• _TASK GOAL_: Nothing but the text should be carried over: reproduce all the data exactly and leave out every image.
◆ ◆ ◆ ◆ ◆
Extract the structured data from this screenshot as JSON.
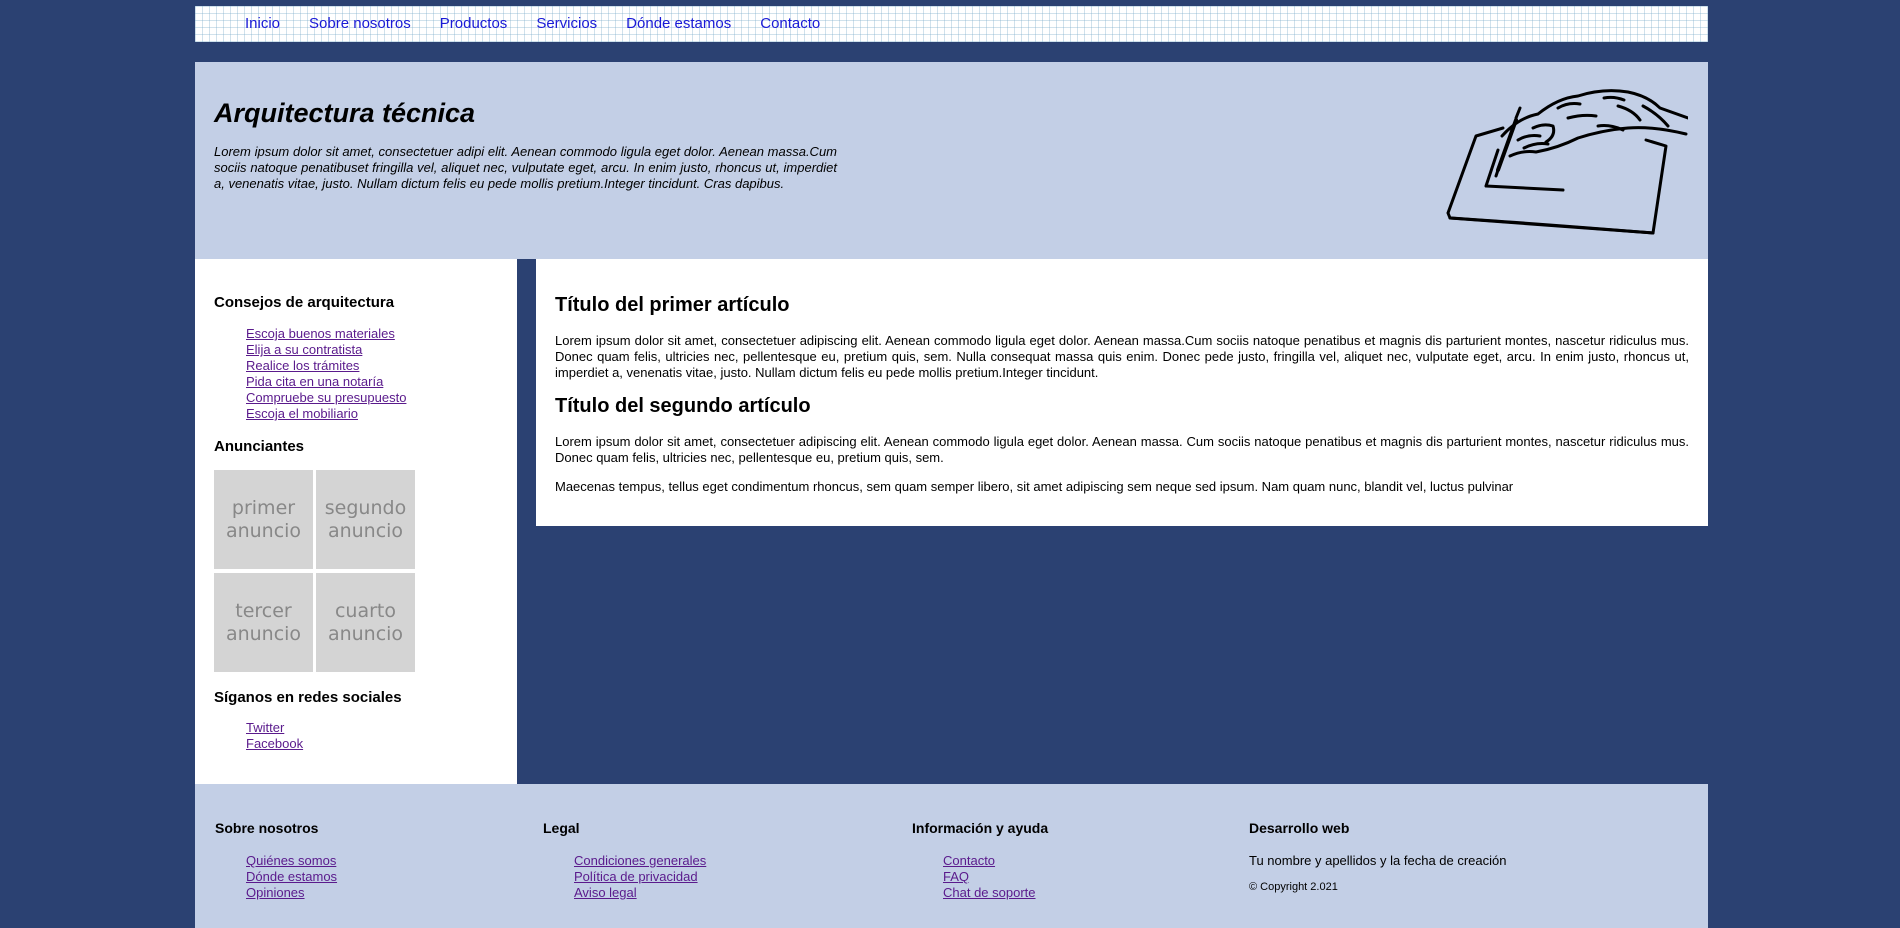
{
  "nav": {
    "items": [
      "Inicio",
      "Sobre nosotros",
      "Productos",
      "Servicios",
      "Dónde estamos",
      "Contacto"
    ]
  },
  "header": {
    "title": "Arquitectura técnica",
    "text": "Lorem ipsum dolor sit amet, consectetuer adipi elit. Aenean commodo ligula eget dolor. Aenean massa.Cum sociis natoque penatibuset fringilla vel, aliquet nec, vulputate eget, arcu. In enim justo, rhoncus ut, imperdiet a, venenatis vitae, justo. Nullam dictum felis eu pede mollis pretium.Integer tincidunt. Cras dapibus."
  },
  "sidebar": {
    "tips_title": "Consejos de arquitectura",
    "tips": [
      "Escoja buenos materiales",
      "Elija a su contratista",
      "Realice los trámites",
      "Pida cita en una notaría",
      "Compruebe su presupuesto",
      "Escoja el mobiliario"
    ],
    "ads_title": "Anunciantes",
    "ads": [
      "primer anuncio",
      "segundo anuncio",
      "tercer anuncio",
      "cuarto anuncio"
    ],
    "social_title": "Síganos en redes sociales",
    "social": [
      "Twitter",
      "Facebook"
    ]
  },
  "main": {
    "article1_title": "Título del primer artículo",
    "article1_text": "Lorem ipsum dolor sit amet, consectetuer adipiscing elit. Aenean commodo ligula eget dolor. Aenean massa.Cum sociis natoque penatibus et magnis dis parturient montes, nascetur ridiculus mus. Donec quam felis, ultricies nec, pellentesque eu, pretium quis, sem. Nulla consequat massa quis enim. Donec pede justo, fringilla vel, aliquet nec, vulputate eget, arcu. In enim justo, rhoncus ut, imperdiet a, venenatis vitae, justo. Nullam dictum felis eu pede mollis pretium.Integer tincidunt.",
    "article2_title": "Título del segundo artículo",
    "article2_text1": "Lorem ipsum dolor sit amet, consectetuer adipiscing elit. Aenean commodo ligula eget dolor. Aenean massa. Cum sociis natoque penatibus et magnis dis parturient montes, nascetur ridiculus mus. Donec quam felis, ultricies nec, pellentesque eu, pretium quis, sem.",
    "article2_text2": "Maecenas tempus, tellus eget condimentum rhoncus, sem quam semper libero, sit amet adipiscing sem neque sed ipsum. Nam quam nunc, blandit vel, luctus pulvinar"
  },
  "footer": {
    "about_title": "Sobre nosotros",
    "about_links": [
      "Quiénes somos",
      "Dónde estamos",
      "Opiniones"
    ],
    "legal_title": "Legal",
    "legal_links": [
      "Condiciones generales",
      "Política de privacidad",
      "Aviso legal"
    ],
    "help_title": "Información y ayuda",
    "help_links": [
      "Contacto",
      "FAQ",
      "Chat de soporte"
    ],
    "dev_title": "Desarrollo web",
    "dev_text": "Tu nombre y apellidos y la fecha de creación",
    "copyright": "© Copyright 2.021"
  },
  "colors": {
    "background": "#2b4172",
    "header_bg": "#c3cfe6",
    "nav_link": "#1a1ad6",
    "visited_link": "#5a1a8c",
    "ad_bg": "#d4d4d4"
  },
  "icons": [
    "drawing-hand-illustration"
  ]
}
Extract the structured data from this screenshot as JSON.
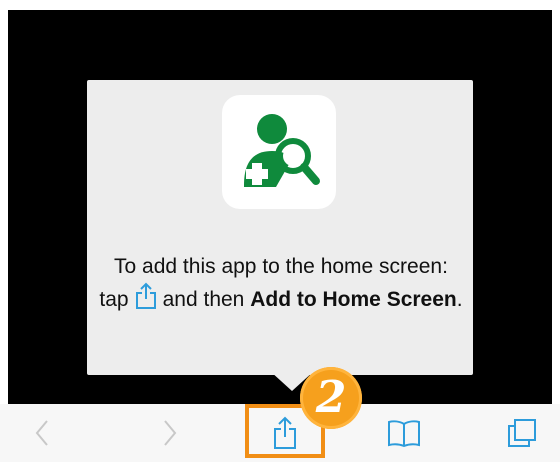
{
  "popover": {
    "text_before": "To add this app to the home screen: tap",
    "text_middle": "and then",
    "bold_action": "Add to Home Screen",
    "text_end": ".",
    "app_icon": "user-search-plus-icon",
    "share_icon": "share-icon"
  },
  "toolbar": {
    "items": [
      {
        "name": "back",
        "icon": "chevron-left-icon"
      },
      {
        "name": "forward",
        "icon": "chevron-right-icon"
      },
      {
        "name": "share",
        "icon": "share-icon"
      },
      {
        "name": "bookmarks",
        "icon": "book-icon"
      },
      {
        "name": "tabs",
        "icon": "tabs-icon"
      }
    ]
  },
  "annotation": {
    "step_number": "2"
  },
  "colors": {
    "ios_blue": "#2d9cdb",
    "app_green": "#0f8a3c",
    "highlight_orange": "#f18e15",
    "popover_bg": "#ededed"
  }
}
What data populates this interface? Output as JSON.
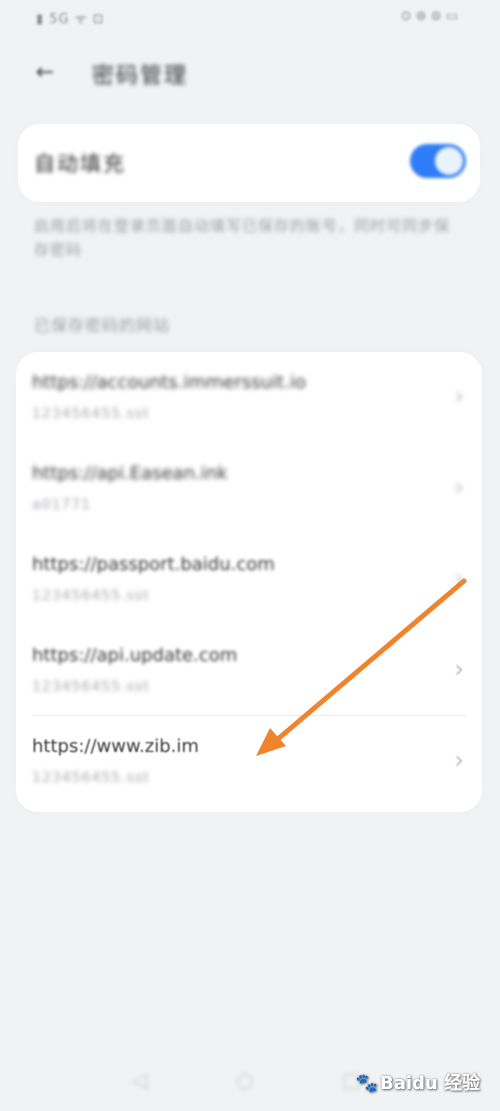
{
  "status_bar": {
    "left": "▮ 5G ᯤ ⊡",
    "right": "⊙ ⊛ ⊜ ▭"
  },
  "header": {
    "back_icon": "arrow-left-icon",
    "title": "密码管理"
  },
  "toggle_card": {
    "label": "自动填充",
    "enabled": true
  },
  "description": "启用后将在登录页面自动填写已保存的账号，同时可同步保存密码",
  "section_title": "已保存密码的网站",
  "sites": [
    {
      "url": "https://accounts.immerssuit.io",
      "detail": "123456455.sst"
    },
    {
      "url": "https://api.Easean.ink",
      "detail": "a01771"
    },
    {
      "url": "https://passport.baidu.com",
      "detail": "123456455.sst"
    },
    {
      "url": "https://api.update.com",
      "detail": "123456455.sst"
    },
    {
      "url": "https://www.zib.im",
      "detail": "123456455.sst"
    }
  ],
  "annotation": {
    "color": "#f0842c",
    "points_to": "https://www.zib.im"
  },
  "nav": {
    "back_icon": "◁",
    "home_icon": "○",
    "recent_icon": "□"
  },
  "watermark": {
    "paw": "🐾",
    "text": "Baidu 经验"
  }
}
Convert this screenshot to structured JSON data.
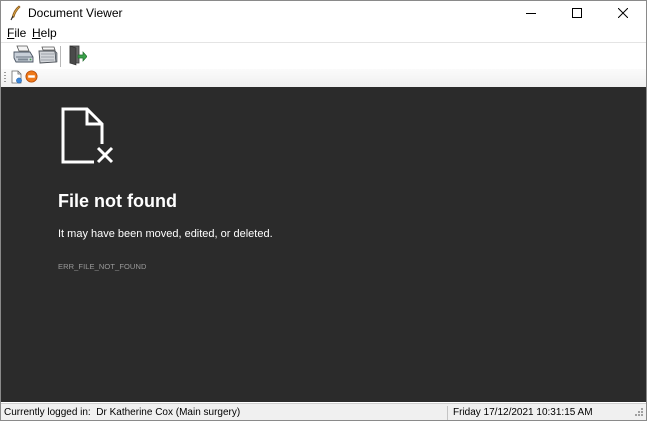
{
  "window": {
    "title": "Document Viewer"
  },
  "menu": {
    "file": {
      "mnemonic": "F",
      "rest": "ile"
    },
    "help": {
      "mnemonic": "H",
      "rest": "elp"
    }
  },
  "toolbar": {
    "icons": [
      "printer-icon",
      "scanner-icon",
      "exit-door-icon"
    ]
  },
  "small_toolbar": {
    "icons": [
      "new-document-icon",
      "stop-icon"
    ]
  },
  "content": {
    "error_title": "File not found",
    "error_message": "It may have been moved, edited, or deleted.",
    "error_code": "ERR_FILE_NOT_FOUND"
  },
  "status": {
    "logged_in_label": "Currently logged in:",
    "user": "Dr Katherine Cox (Main surgery)",
    "datetime": "Friday 17/12/2021 10:31:15 AM"
  },
  "colors": {
    "content_background": "#2b2b2b",
    "error_text": "#ffffff",
    "error_code_text": "#9a9a9a"
  }
}
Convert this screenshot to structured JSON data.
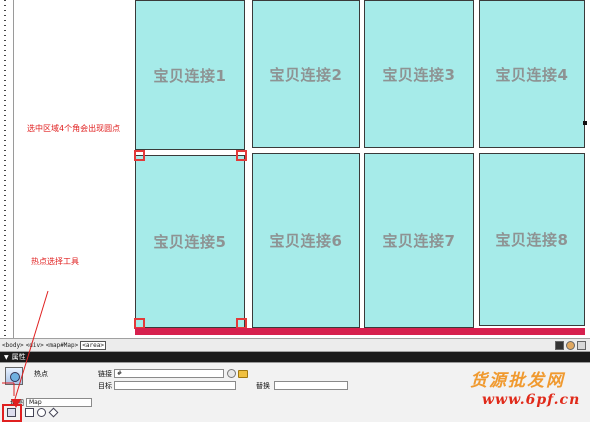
{
  "hotspots": [
    {
      "label": "宝贝连接1"
    },
    {
      "label": "宝贝连接2"
    },
    {
      "label": "宝贝连接3"
    },
    {
      "label": "宝贝连接4"
    },
    {
      "label": "宝贝连接5"
    },
    {
      "label": "宝贝连接6"
    },
    {
      "label": "宝贝连接7"
    },
    {
      "label": "宝贝连接8"
    }
  ],
  "annotations": {
    "corner_points_note": "选中区域4个角会出现圆点",
    "hotspot_tool_note": "热点选择工具"
  },
  "tag_selector": {
    "tags": [
      "<body>",
      "<div>",
      "<map#Map>",
      "<area>"
    ]
  },
  "properties": {
    "title": "属性",
    "hotspot_label": "热点",
    "link_label": "链接",
    "link_value": "#",
    "target_label": "目标",
    "target_value": "",
    "alt_label": "替换",
    "alt_value": "",
    "map_label": "地图",
    "map_value": "Map"
  },
  "watermark": {
    "line1": "货源批发网",
    "line2": "www.6pf.cn"
  },
  "colors": {
    "hotspot_fill": "#a6ebe9",
    "handle": "#e23a3a",
    "selection_bar": "#d6204e",
    "annotation_text": "#e02020"
  },
  "icons": {
    "hotspot_tool": "hotspot-tool-icon",
    "pointer_tool": "pointer-hotspot-icon",
    "rect_tool": "rectangle-hotspot-icon",
    "circle_tool": "circle-hotspot-icon",
    "polygon_tool": "polygon-hotspot-icon",
    "point_to_file": "point-to-file-icon",
    "browse_folder": "folder-icon"
  }
}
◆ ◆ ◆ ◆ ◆
• _ANSWER TO THIS TASK_:
Extract the structured data from this screenshot as JSON.
{
  "nav": {
    "items": [
      "Inicio",
      "Sobre nosotros",
      "Productos",
      "Servicios",
      "Dónde estamos",
      "Contacto"
    ]
  },
  "header": {
    "title": "Arquitectura técnica",
    "text": "Lorem ipsum dolor sit amet, consectetuer adipi elit. Aenean commodo ligula eget dolor. Aenean massa.Cum sociis natoque penatibuset fringilla vel, aliquet nec, vulputate eget, arcu. In enim justo, rhoncus ut, imperdiet a, venenatis vitae, justo. Nullam dictum felis eu pede mollis pretium.Integer tincidunt. Cras dapibus."
  },
  "sidebar": {
    "tips_title": "Consejos de arquitectura",
    "tips": [
      "Escoja buenos materiales",
      "Elija a su contratista",
      "Realice los trámites",
      "Pida cita en una notaría",
      "Compruebe su presupuesto",
      "Escoja el mobiliario"
    ],
    "ads_title": "Anunciantes",
    "ads": [
      "primer anuncio",
      "segundo anuncio",
      "tercer anuncio",
      "cuarto anuncio"
    ],
    "social_title": "Síganos en redes sociales",
    "social": [
      "Twitter",
      "Facebook"
    ]
  },
  "main": {
    "article1_title": "Título del primer artículo",
    "article1_text": "Lorem ipsum dolor sit amet, consectetuer adipiscing elit. Aenean commodo ligula eget dolor. Aenean massa.Cum sociis natoque penatibus et magnis dis parturient montes, nascetur ridiculus mus. Donec quam felis, ultricies nec, pellentesque eu, pretium quis, sem. Nulla consequat massa quis enim. Donec pede justo, fringilla vel, aliquet nec, vulputate eget, arcu. In enim justo, rhoncus ut, imperdiet a, venenatis vitae, justo. Nullam dictum felis eu pede mollis pretium.Integer tincidunt.",
    "article2_title": "Título del segundo artículo",
    "article2_text1": "Lorem ipsum dolor sit amet, consectetuer adipiscing elit. Aenean commodo ligula eget dolor. Aenean massa. Cum sociis natoque penatibus et magnis dis parturient montes, nascetur ridiculus mus. Donec quam felis, ultricies nec, pellentesque eu, pretium quis, sem.",
    "article2_text2": "Maecenas tempus, tellus eget condimentum rhoncus, sem quam semper libero, sit amet adipiscing sem neque sed ipsum. Nam quam nunc, blandit vel, luctus pulvinar"
  },
  "footer": {
    "about_title": "Sobre nosotros",
    "about_links": [
      "Quiénes somos",
      "Dónde estamos",
      "Opiniones"
    ],
    "legal_title": "Legal",
    "legal_links": [
      "Condiciones generales",
      "Política de privacidad",
      "Aviso legal"
    ],
    "help_title": "Información y ayuda",
    "help_links": [
      "Contacto",
      "FAQ",
      "Chat de soporte"
    ],
    "dev_title": "Desarrollo web",
    "dev_text": "Tu nombre y apellidos y la fecha de creación",
    "copyright": "© Copyright 2.021"
  },
  "colors": {
    "background": "#2b4172",
    "header_bg": "#c3cfe6",
    "nav_link": "#1a1ad6",
    "visited_link": "#5a1a8c",
    "ad_bg": "#d4d4d4"
  },
  "icons": [
    "drawing-hand-illustration"
  ]
}
Extract the structured data from this screenshot as JSON.
{
  "popover": {
    "text_before": "To add this app to the home screen: tap",
    "text_middle": "and then",
    "bold_action": "Add to Home Screen",
    "text_end": ".",
    "app_icon": "user-search-plus-icon",
    "share_icon": "share-icon"
  },
  "toolbar": {
    "items": [
      {
        "name": "back",
        "icon": "chevron-left-icon"
      },
      {
        "name": "forward",
        "icon": "chevron-right-icon"
      },
      {
        "name": "share",
        "icon": "share-icon"
      },
      {
        "name": "bookmarks",
        "icon": "book-icon"
      },
      {
        "name": "tabs",
        "icon": "tabs-icon"
      }
    ]
  },
  "annotation": {
    "step_number": "2"
  },
  "colors": {
    "ios_blue": "#2d9cdb",
    "app_green": "#0f8a3c",
    "highlight_orange": "#f18e15",
    "popover_bg": "#ededed"
  }
}
What data populates this interface? Output as JSON.
{
  "status_bar": {
    "left": "▮ 5G ᯤ ⊡",
    "right": "⊙ ⊛ ⊜ ▭"
  },
  "header": {
    "back_icon": "arrow-left-icon",
    "title": "密码管理"
  },
  "toggle_card": {
    "label": "自动填充",
    "enabled": true
  },
  "description": "启用后将在登录页面自动填写已保存的账号，同时可同步保存密码",
  "section_title": "已保存密码的网站",
  "sites": [
    {
      "url": "https://accounts.immerssuit.io",
      "detail": "123456455.sst"
    },
    {
      "url": "https://api.Easean.ink",
      "detail": "a01771"
    },
    {
      "url": "https://passport.baidu.com",
      "detail": "123456455.sst"
    },
    {
      "url": "https://api.update.com",
      "detail": "123456455.sst"
    },
    {
      "url": "https://www.zib.im",
      "detail": "123456455.sst"
    }
  ],
  "annotation": {
    "color": "#f0842c",
    "points_to": "https://www.zib.im"
  },
  "nav": {
    "back_icon": "◁",
    "home_icon": "○",
    "recent_icon": "□"
  },
  "watermark": {
    "paw": "🐾",
    "text": "Baidu 经验"
  }
}
Convert this screenshot to structured JSON data.
{
  "window": {
    "title": "Document Viewer"
  },
  "menu": {
    "file": {
      "mnemonic": "F",
      "rest": "ile"
    },
    "help": {
      "mnemonic": "H",
      "rest": "elp"
    }
  },
  "toolbar": {
    "icons": [
      "printer-icon",
      "scanner-icon",
      "exit-door-icon"
    ]
  },
  "small_toolbar": {
    "icons": [
      "new-document-icon",
      "stop-icon"
    ]
  },
  "content": {
    "error_title": "File not found",
    "error_message": "It may have been moved, edited, or deleted.",
    "error_code": "ERR_FILE_NOT_FOUND"
  },
  "status": {
    "logged_in_label": "Currently logged in:",
    "user": "Dr Katherine Cox (Main surgery)",
    "datetime": "Friday 17/12/2021 10:31:15 AM"
  },
  "colors": {
    "content_background": "#2b2b2b",
    "error_text": "#ffffff",
    "error_code_text": "#9a9a9a"
  }
}
Convert this screenshot to structured JSON data.
{
  "hotspots": [
    {
      "label": "宝贝连接1"
    },
    {
      "label": "宝贝连接2"
    },
    {
      "label": "宝贝连接3"
    },
    {
      "label": "宝贝连接4"
    },
    {
      "label": "宝贝连接5"
    },
    {
      "label": "宝贝连接6"
    },
    {
      "label": "宝贝连接7"
    },
    {
      "label": "宝贝连接8"
    }
  ],
  "annotations": {
    "corner_points_note": "选中区域4个角会出现圆点",
    "hotspot_tool_note": "热点选择工具"
  },
  "tag_selector": {
    "tags": [
      "<body>",
      "<div>",
      "<map#Map>",
      "<area>"
    ]
  },
  "properties": {
    "title": "属性",
    "hotspot_label": "热点",
    "link_label": "链接",
    "link_value": "#",
    "target_label": "目标",
    "target_value": "",
    "alt_label": "替换",
    "alt_value": "",
    "map_label": "地图",
    "map_value": "Map"
  },
  "watermark": {
    "line1": "货源批发网",
    "line2": "www.6pf.cn"
  },
  "colors": {
    "hotspot_fill": "#a6ebe9",
    "handle": "#e23a3a",
    "selection_bar": "#d6204e",
    "annotation_text": "#e02020"
  },
  "icons": {
    "hotspot_tool": "hotspot-tool-icon",
    "pointer_tool": "pointer-hotspot-icon",
    "rect_tool": "rectangle-hotspot-icon",
    "circle_tool": "circle-hotspot-icon",
    "polygon_tool": "polygon-hotspot-icon",
    "point_to_file": "point-to-file-icon",
    "browse_folder": "folder-icon"
  }
}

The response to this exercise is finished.